Stored data:
######

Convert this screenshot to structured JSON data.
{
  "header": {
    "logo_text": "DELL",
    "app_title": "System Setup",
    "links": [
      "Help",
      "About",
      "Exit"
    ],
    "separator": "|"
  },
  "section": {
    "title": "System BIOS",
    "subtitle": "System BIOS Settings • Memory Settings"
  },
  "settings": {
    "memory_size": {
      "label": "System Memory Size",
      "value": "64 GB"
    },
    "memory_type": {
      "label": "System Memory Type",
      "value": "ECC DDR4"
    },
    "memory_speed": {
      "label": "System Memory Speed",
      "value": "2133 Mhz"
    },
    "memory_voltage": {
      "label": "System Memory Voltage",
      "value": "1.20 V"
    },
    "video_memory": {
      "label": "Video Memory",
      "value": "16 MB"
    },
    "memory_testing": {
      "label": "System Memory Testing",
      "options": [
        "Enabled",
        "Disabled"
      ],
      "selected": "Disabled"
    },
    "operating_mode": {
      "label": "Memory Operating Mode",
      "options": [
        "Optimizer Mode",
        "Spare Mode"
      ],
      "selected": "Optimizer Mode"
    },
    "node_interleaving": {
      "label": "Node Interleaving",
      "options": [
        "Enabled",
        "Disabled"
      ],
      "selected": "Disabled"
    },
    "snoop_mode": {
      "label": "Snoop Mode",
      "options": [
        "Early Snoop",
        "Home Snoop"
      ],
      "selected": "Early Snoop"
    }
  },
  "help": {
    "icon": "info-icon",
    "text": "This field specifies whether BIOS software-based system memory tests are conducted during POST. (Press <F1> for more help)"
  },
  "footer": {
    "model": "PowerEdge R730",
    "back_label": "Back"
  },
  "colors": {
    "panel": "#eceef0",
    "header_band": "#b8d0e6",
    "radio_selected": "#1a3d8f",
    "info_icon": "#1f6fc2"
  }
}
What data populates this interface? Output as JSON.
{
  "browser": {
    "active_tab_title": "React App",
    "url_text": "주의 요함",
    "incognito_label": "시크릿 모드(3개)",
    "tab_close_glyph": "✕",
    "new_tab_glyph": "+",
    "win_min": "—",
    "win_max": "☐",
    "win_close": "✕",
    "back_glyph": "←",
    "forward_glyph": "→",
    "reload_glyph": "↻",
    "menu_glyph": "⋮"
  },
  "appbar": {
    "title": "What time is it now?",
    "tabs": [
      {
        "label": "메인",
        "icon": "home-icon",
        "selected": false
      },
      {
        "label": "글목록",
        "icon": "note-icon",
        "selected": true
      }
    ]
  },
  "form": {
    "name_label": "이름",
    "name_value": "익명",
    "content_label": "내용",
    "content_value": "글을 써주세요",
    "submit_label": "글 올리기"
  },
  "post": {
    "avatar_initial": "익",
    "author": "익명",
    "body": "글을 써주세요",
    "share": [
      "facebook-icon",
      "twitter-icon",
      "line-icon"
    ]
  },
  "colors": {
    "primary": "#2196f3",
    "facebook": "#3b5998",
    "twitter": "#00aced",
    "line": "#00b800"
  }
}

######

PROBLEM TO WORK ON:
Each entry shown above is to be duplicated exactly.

RESULT OF THIS EXERCISE:
Convert this screenshot to structured JSON data.
{
  "header": {
    "logo_text": "DELL",
    "app_title": "System Setup",
    "links": [
      "Help",
      "About",
      "Exit"
    ],
    "separator": "|"
  },
  "section": {
    "title": "System BIOS",
    "subtitle": "System BIOS Settings • Memory Settings"
  },
  "settings": {
    "memory_size": {
      "label": "System Memory Size",
      "value": "64 GB"
    },
    "memory_type": {
      "label": "System Memory Type",
      "value": "ECC DDR4"
    },
    "memory_speed": {
      "label": "System Memory Speed",
      "value": "2133 Mhz"
    },
    "memory_voltage": {
      "label": "System Memory Voltage",
      "value": "1.20 V"
    },
    "video_memory": {
      "label": "Video Memory",
      "value": "16 MB"
    },
    "memory_testing": {
      "label": "System Memory Testing",
      "options": [
        "Enabled",
        "Disabled"
      ],
      "selected": "Disabled"
    },
    "operating_mode": {
      "label": "Memory Operating Mode",
      "options": [
        "Optimizer Mode",
        "Spare Mode"
      ],
      "selected": "Optimizer Mode"
    },
    "node_interleaving": {
      "label": "Node Interleaving",
      "options": [
        "Enabled",
        "Disabled"
      ],
      "selected": "Disabled"
    },
    "snoop_mode": {
      "label": "Snoop Mode",
      "options": [
        "Early Snoop",
        "Home Snoop"
      ],
      "selected": "Early Snoop"
    }
  },
  "help": {
    "icon": "info-icon",
    "text": "This field specifies whether BIOS software-based system memory tests are conducted during POST. (Press <F1> for more help)"
  },
  "footer": {
    "model": "PowerEdge R730",
    "back_label": "Back"
  },
  "colors": {
    "panel": "#eceef0",
    "header_band": "#b8d0e6",
    "radio_selected": "#1a3d8f",
    "info_icon": "#1f6fc2"
  }
}
What data populates this interface? Output as JSON.
{
  "browser": {
    "active_tab_title": "React App",
    "url_text": "주의 요함",
    "incognito_label": "시크릿 모드(3개)",
    "tab_close_glyph": "✕",
    "new_tab_glyph": "+",
    "win_min": "—",
    "win_max": "☐",
    "win_close": "✕",
    "back_glyph": "←",
    "forward_glyph": "→",
    "reload_glyph": "↻",
    "menu_glyph": "⋮"
  },
  "appbar": {
    "title": "What time is it now?",
    "tabs": [
      {
        "label": "메인",
        "icon": "home-icon",
        "selected": false
      },
      {
        "label": "글목록",
        "icon": "note-icon",
        "selected": true
      }
    ]
  },
  "form": {
    "name_label": "이름",
    "name_value": "익명",
    "content_label": "내용",
    "content_value": "글을 써주세요",
    "submit_label": "글 올리기"
  },
  "post": {
    "avatar_initial": "익",
    "author": "익명",
    "body": "글을 써주세요",
    "share": [
      "facebook-icon",
      "twitter-icon",
      "line-icon"
    ]
  },
  "colors": {
    "primary": "#2196f3",
    "facebook": "#3b5998",
    "twitter": "#00aced",
    "line": "#00b800"
  }
}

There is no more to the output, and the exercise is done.